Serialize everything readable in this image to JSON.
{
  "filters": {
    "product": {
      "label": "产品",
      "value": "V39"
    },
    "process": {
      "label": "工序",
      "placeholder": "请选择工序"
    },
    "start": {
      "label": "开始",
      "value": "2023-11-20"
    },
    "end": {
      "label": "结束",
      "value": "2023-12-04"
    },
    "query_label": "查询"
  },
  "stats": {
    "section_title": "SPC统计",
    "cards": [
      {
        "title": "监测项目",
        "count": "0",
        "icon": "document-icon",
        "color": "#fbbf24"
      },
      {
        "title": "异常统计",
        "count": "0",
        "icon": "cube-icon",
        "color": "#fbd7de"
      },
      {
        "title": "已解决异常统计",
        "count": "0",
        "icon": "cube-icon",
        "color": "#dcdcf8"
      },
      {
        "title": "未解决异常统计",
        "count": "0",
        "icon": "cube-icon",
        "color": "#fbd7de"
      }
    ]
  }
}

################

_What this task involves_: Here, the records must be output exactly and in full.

_Task output_:
Serialize everything readable in this image to JSON.
{
  "filters": {
    "product": {
      "label": "产品",
      "value": "V39"
    },
    "process": {
      "label": "工序",
      "placeholder": "请选择工序"
    },
    "start": {
      "label": "开始",
      "value": "2023-11-20"
    },
    "end": {
      "label": "结束",
      "value": "2023-12-04"
    },
    "query_label": "查询"
  },
  "stats": {
    "section_title": "SPC统计",
    "cards": [
      {
        "title": "监测项目",
        "count": "0",
        "icon": "document-icon",
        "color": "#fbbf24"
      },
      {
        "title": "异常统计",
        "count": "0",
        "icon": "cube-icon",
        "color": "#fbd7de"
      },
      {
        "title": "已解决异常统计",
        "count": "0",
        "icon": "cube-icon",
        "color": "#dcdcf8"
      },
      {
        "title": "未解决异常统计",
        "count": "0",
        "icon": "cube-icon",
        "color": "#fbd7de"
      }
    ]
  }
}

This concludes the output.